Many types of paper, although, not the paper which this is typed upon,
will tear easily vertically, in a straight line;
without wandering about, from time to time.
This is typing paper that you're seeing now.
It starts out blank and the lines are only suggested by the words on the page.
o Are you wondering where this is going?
o Will I have you tear this up when you've finished reading it?
By the time I finish you may want to do just that.
This kind of paper is as easily torn vertically as it is horizontally.
My focus is on other kinds of paper such as newspaper, toilet paper, paper towels, napkins and tissue paper.
These can easily be torn in a straight line from top to bottom but tearing across is much more of a problem.
o Why do you suppose that is?
Well, paper is made from fibers, therefore, the fibers must be lining up in one direction.
o Is this a test?
No, I'm just wondering if this is what you guessed.
If the answer is yes, then we're on the same page (in more ways than one).
o Want to have some fun?
Try tearing diagonally, in a straight line.
o O.K. I've proven my point but what I really want to know is how are the fibers lined up just so, when the paper starts out as nothing but pulp?

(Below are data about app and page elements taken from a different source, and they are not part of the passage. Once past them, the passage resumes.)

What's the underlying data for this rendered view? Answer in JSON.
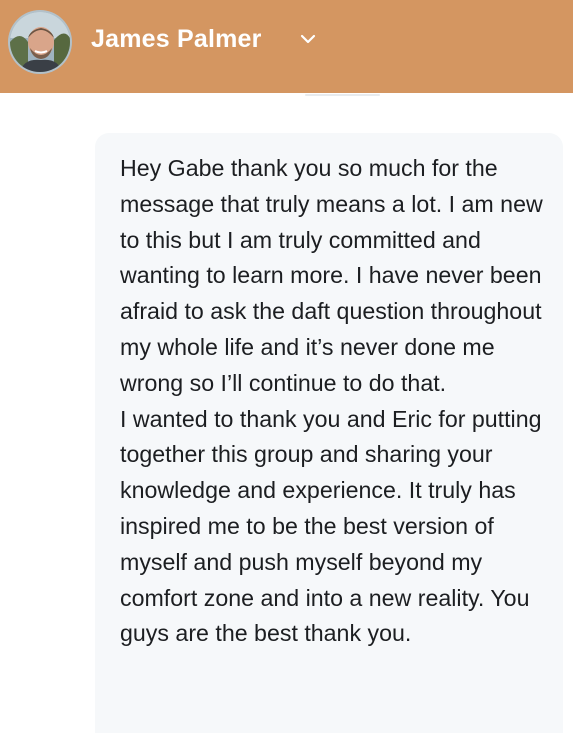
{
  "header": {
    "contact_name": "James Palmer",
    "background_color": "#d49661",
    "avatar_icon": "user-avatar",
    "chevron_icon": "chevron-down-icon"
  },
  "message": {
    "paragraphs": [
      "Hey Gabe thank you so much for the message that truly means a lot. I am new to this but I am truly committed and wanting to learn more. I have never been afraid to ask the daft question throughout my whole life and it’s never done me wrong so I’ll continue to do that.",
      "I wanted to thank you and Eric for putting together this group and sharing your knowledge and experience. It truly has inspired me to be the best version of myself and push myself beyond my comfort zone and into a new reality. You guys are the best thank you."
    ],
    "bubble_color": "#f6f8fa",
    "text_color": "#1c1e21"
  }
}
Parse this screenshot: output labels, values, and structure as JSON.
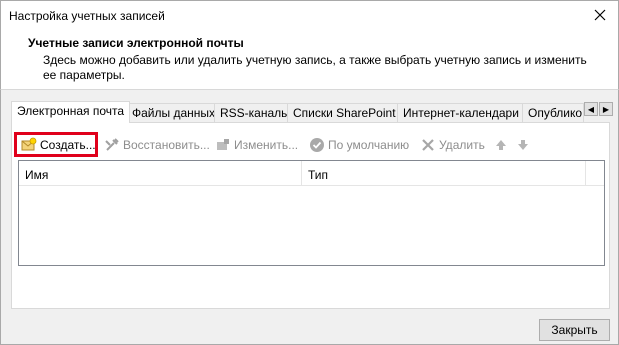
{
  "window": {
    "title": "Настройка учетных записей"
  },
  "header": {
    "heading": "Учетные записи электронной почты",
    "description": "Здесь можно добавить или удалить учетную запись, а также выбрать учетную запись и изменить ее параметры."
  },
  "tabs": [
    {
      "label": "Электронная почта",
      "active": true
    },
    {
      "label": "Файлы данных"
    },
    {
      "label": "RSS-каналы"
    },
    {
      "label": "Списки SharePoint"
    },
    {
      "label": "Интернет-календари"
    },
    {
      "label": "Опублико"
    }
  ],
  "toolbar": {
    "create_label": "Создать...",
    "restore_label": "Восстановить...",
    "change_label": "Изменить...",
    "default_label": "По умолчанию",
    "delete_label": "Удалить"
  },
  "list": {
    "columns": [
      "Имя",
      "Тип"
    ],
    "rows": []
  },
  "footer": {
    "close_label": "Закрыть"
  },
  "colors": {
    "highlight": "#e0001b",
    "disabled_text": "#8d8d8d"
  }
}
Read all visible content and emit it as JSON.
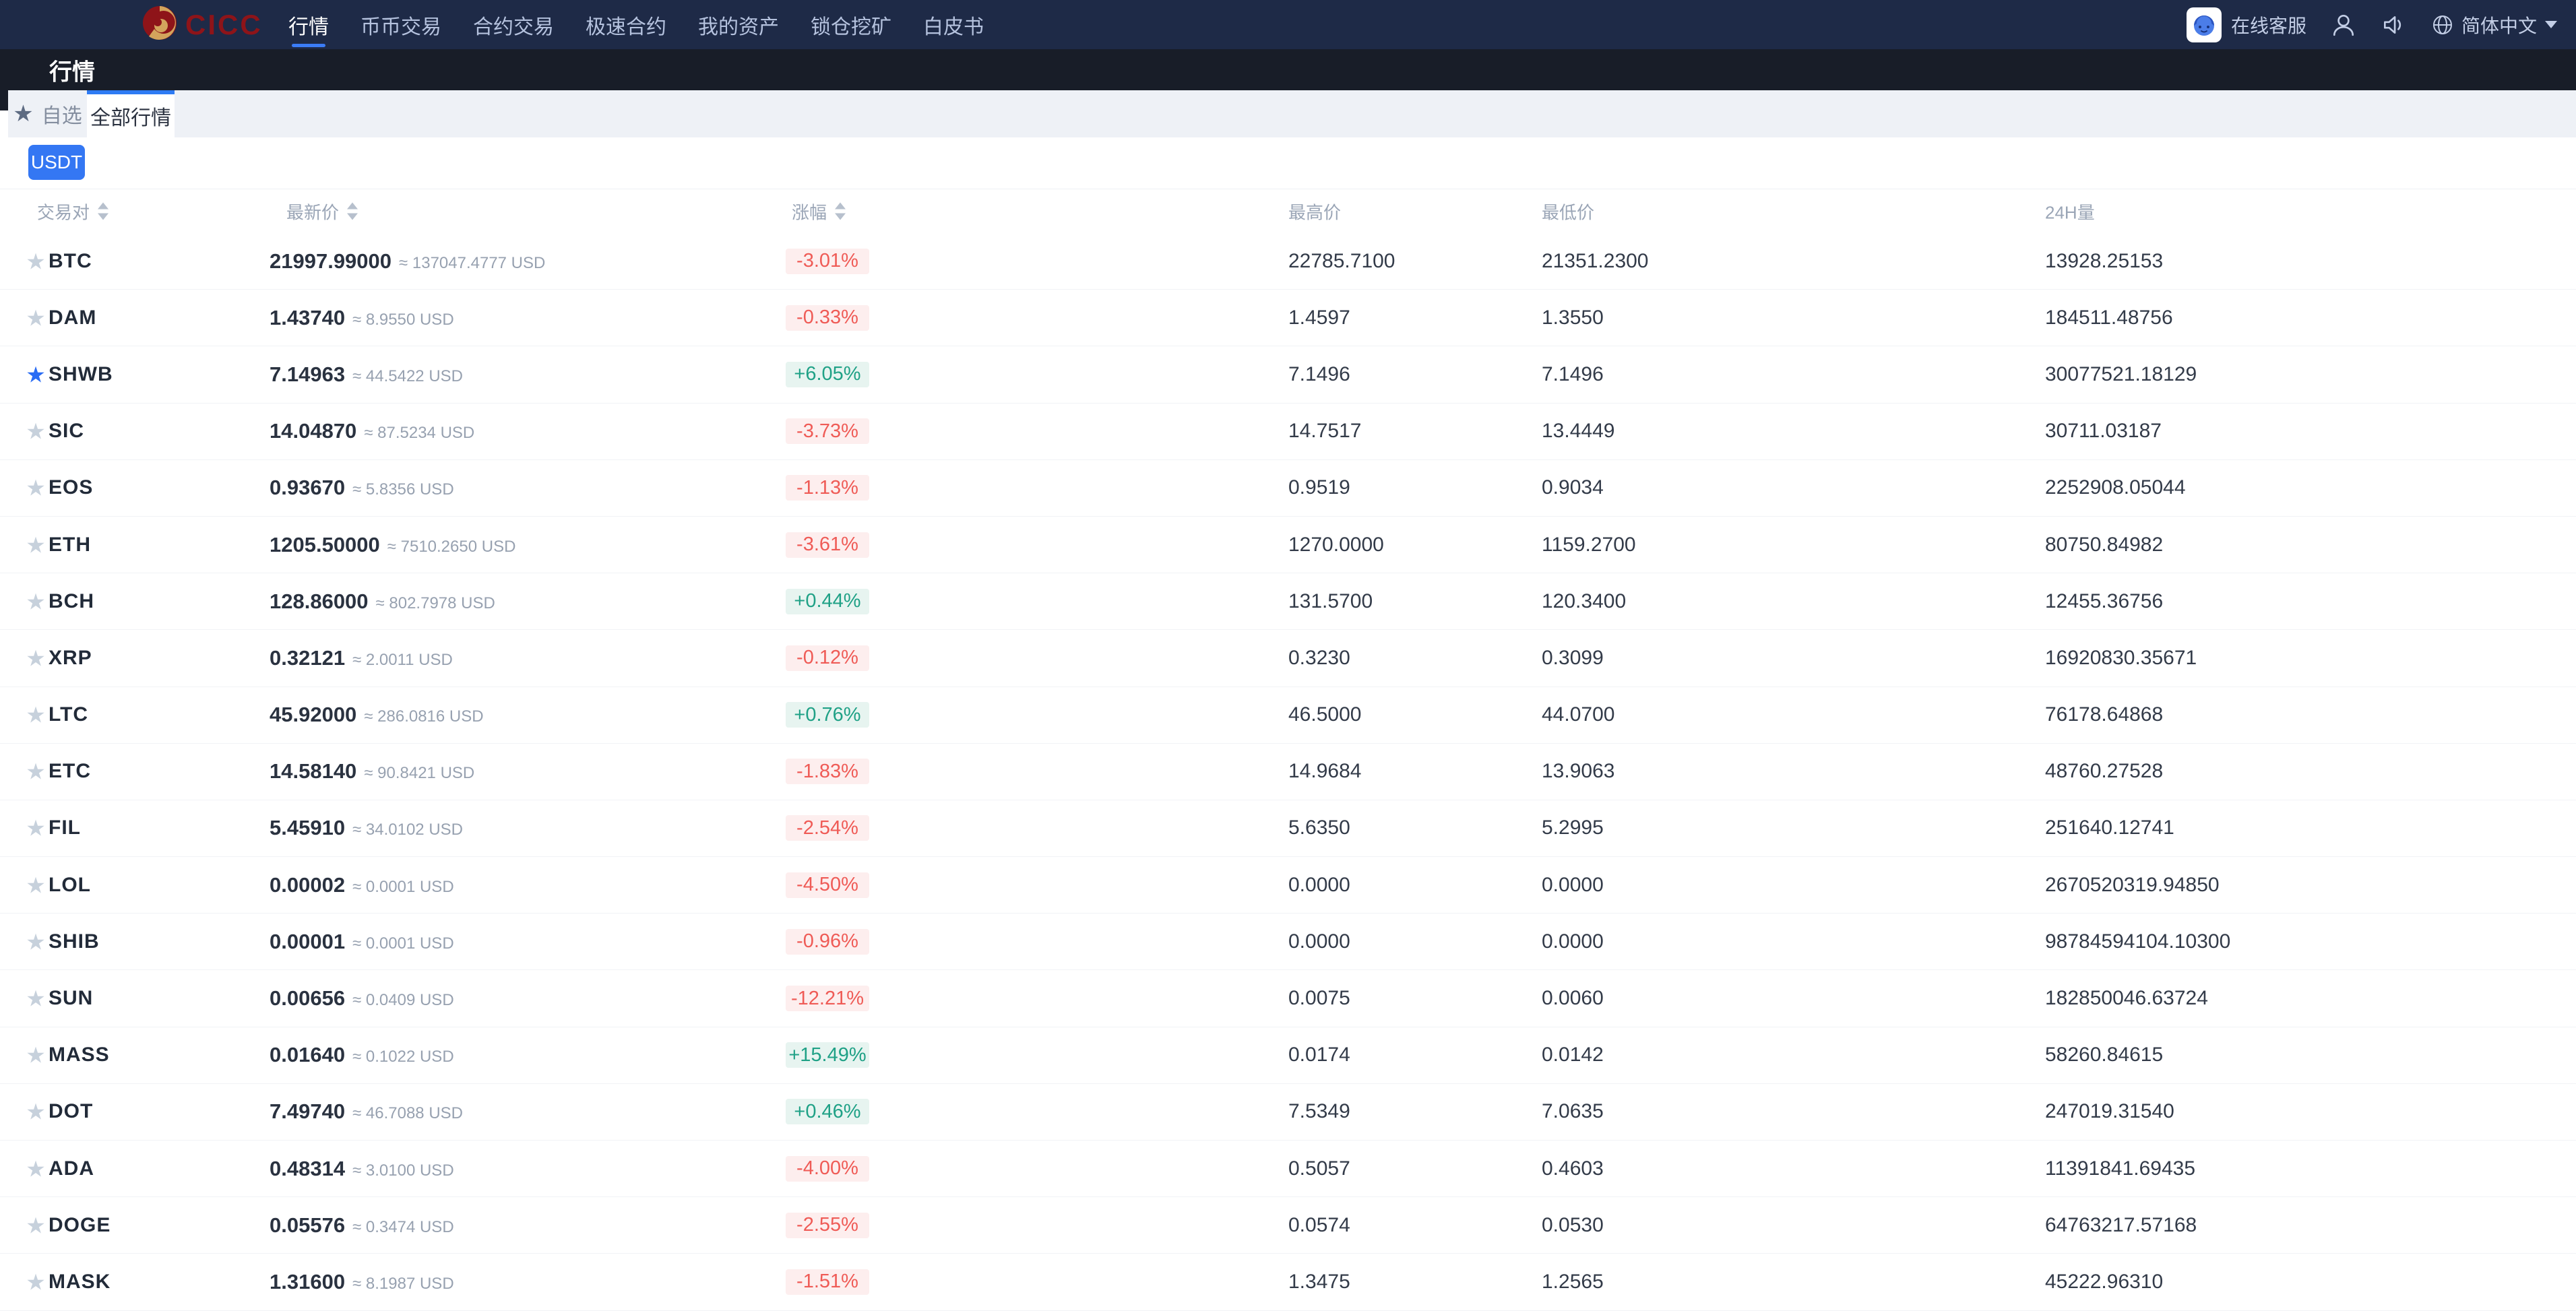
{
  "nav": {
    "brand": "CICC",
    "items": [
      {
        "label": "行情",
        "active": true
      },
      {
        "label": "币币交易",
        "active": false
      },
      {
        "label": "合约交易",
        "active": false
      },
      {
        "label": "极速合约",
        "active": false
      },
      {
        "label": "我的资产",
        "active": false
      },
      {
        "label": "锁仓挖矿",
        "active": false
      },
      {
        "label": "白皮书",
        "active": false
      }
    ],
    "right": {
      "support_label": "在线客服",
      "language": "简体中文"
    }
  },
  "subheader": {
    "title": "行情"
  },
  "tabs": [
    {
      "label": "自选",
      "active": false
    },
    {
      "label": "全部行情",
      "active": true
    }
  ],
  "filter": {
    "usdt_label": "USDT"
  },
  "icons": {
    "star": "★"
  },
  "colors": {
    "accent_blue": "#3477f3",
    "navbar_bg": "#1e2a47",
    "subbar_bg": "#181d28",
    "up_green": "#1fa186",
    "down_red": "#ef5b56",
    "brand_red": "#8e1419",
    "brand_gold": "#d3a45c"
  },
  "table": {
    "columns": [
      {
        "label": "交易对",
        "sortable": true
      },
      {
        "label": "最新价",
        "sortable": true
      },
      {
        "label": "涨幅",
        "sortable": true
      },
      {
        "label": "最高价",
        "sortable": false
      },
      {
        "label": "最低价",
        "sortable": false
      },
      {
        "label": "24H量",
        "sortable": false
      }
    ],
    "rows": [
      {
        "symbol": "BTC",
        "starred": false,
        "price": "21997.99000",
        "approx": "≈ 137047.4777 USD",
        "change": "-3.01%",
        "dir": "down",
        "high": "22785.7100",
        "low": "21351.2300",
        "volume": "13928.25153"
      },
      {
        "symbol": "DAM",
        "starred": false,
        "price": "1.43740",
        "approx": "≈ 8.9550 USD",
        "change": "-0.33%",
        "dir": "down",
        "high": "1.4597",
        "low": "1.3550",
        "volume": "184511.48756"
      },
      {
        "symbol": "SHWB",
        "starred": true,
        "price": "7.14963",
        "approx": "≈ 44.5422 USD",
        "change": "+6.05%",
        "dir": "up",
        "high": "7.1496",
        "low": "7.1496",
        "volume": "30077521.18129"
      },
      {
        "symbol": "SIC",
        "starred": false,
        "price": "14.04870",
        "approx": "≈ 87.5234 USD",
        "change": "-3.73%",
        "dir": "down",
        "high": "14.7517",
        "low": "13.4449",
        "volume": "30711.03187"
      },
      {
        "symbol": "EOS",
        "starred": false,
        "price": "0.93670",
        "approx": "≈ 5.8356 USD",
        "change": "-1.13%",
        "dir": "down",
        "high": "0.9519",
        "low": "0.9034",
        "volume": "2252908.05044"
      },
      {
        "symbol": "ETH",
        "starred": false,
        "price": "1205.50000",
        "approx": "≈ 7510.2650 USD",
        "change": "-3.61%",
        "dir": "down",
        "high": "1270.0000",
        "low": "1159.2700",
        "volume": "80750.84982"
      },
      {
        "symbol": "BCH",
        "starred": false,
        "price": "128.86000",
        "approx": "≈ 802.7978 USD",
        "change": "+0.44%",
        "dir": "up",
        "high": "131.5700",
        "low": "120.3400",
        "volume": "12455.36756"
      },
      {
        "symbol": "XRP",
        "starred": false,
        "price": "0.32121",
        "approx": "≈ 2.0011 USD",
        "change": "-0.12%",
        "dir": "down",
        "high": "0.3230",
        "low": "0.3099",
        "volume": "16920830.35671"
      },
      {
        "symbol": "LTC",
        "starred": false,
        "price": "45.92000",
        "approx": "≈ 286.0816 USD",
        "change": "+0.76%",
        "dir": "up",
        "high": "46.5000",
        "low": "44.0700",
        "volume": "76178.64868"
      },
      {
        "symbol": "ETC",
        "starred": false,
        "price": "14.58140",
        "approx": "≈ 90.8421 USD",
        "change": "-1.83%",
        "dir": "down",
        "high": "14.9684",
        "low": "13.9063",
        "volume": "48760.27528"
      },
      {
        "symbol": "FIL",
        "starred": false,
        "price": "5.45910",
        "approx": "≈ 34.0102 USD",
        "change": "-2.54%",
        "dir": "down",
        "high": "5.6350",
        "low": "5.2995",
        "volume": "251640.12741"
      },
      {
        "symbol": "LOL",
        "starred": false,
        "price": "0.00002",
        "approx": "≈ 0.0001 USD",
        "change": "-4.50%",
        "dir": "down",
        "high": "0.0000",
        "low": "0.0000",
        "volume": "2670520319.94850"
      },
      {
        "symbol": "SHIB",
        "starred": false,
        "price": "0.00001",
        "approx": "≈ 0.0001 USD",
        "change": "-0.96%",
        "dir": "down",
        "high": "0.0000",
        "low": "0.0000",
        "volume": "98784594104.10300"
      },
      {
        "symbol": "SUN",
        "starred": false,
        "price": "0.00656",
        "approx": "≈ 0.0409 USD",
        "change": "-12.21%",
        "dir": "down",
        "high": "0.0075",
        "low": "0.0060",
        "volume": "182850046.63724"
      },
      {
        "symbol": "MASS",
        "starred": false,
        "price": "0.01640",
        "approx": "≈ 0.1022 USD",
        "change": "+15.49%",
        "dir": "up",
        "high": "0.0174",
        "low": "0.0142",
        "volume": "58260.84615"
      },
      {
        "symbol": "DOT",
        "starred": false,
        "price": "7.49740",
        "approx": "≈ 46.7088 USD",
        "change": "+0.46%",
        "dir": "up",
        "high": "7.5349",
        "low": "7.0635",
        "volume": "247019.31540"
      },
      {
        "symbol": "ADA",
        "starred": false,
        "price": "0.48314",
        "approx": "≈ 3.0100 USD",
        "change": "-4.00%",
        "dir": "down",
        "high": "0.5057",
        "low": "0.4603",
        "volume": "11391841.69435"
      },
      {
        "symbol": "DOGE",
        "starred": false,
        "price": "0.05576",
        "approx": "≈ 0.3474 USD",
        "change": "-2.55%",
        "dir": "down",
        "high": "0.0574",
        "low": "0.0530",
        "volume": "64763217.57168"
      },
      {
        "symbol": "MASK",
        "starred": false,
        "price": "1.31600",
        "approx": "≈ 8.1987 USD",
        "change": "-1.51%",
        "dir": "down",
        "high": "1.3475",
        "low": "1.2565",
        "volume": "45222.96310"
      }
    ]
  }
}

One answer I got when asking this question was that the fibers are mechanically squeezed;
my response was, "Don't squeeze the Charmin".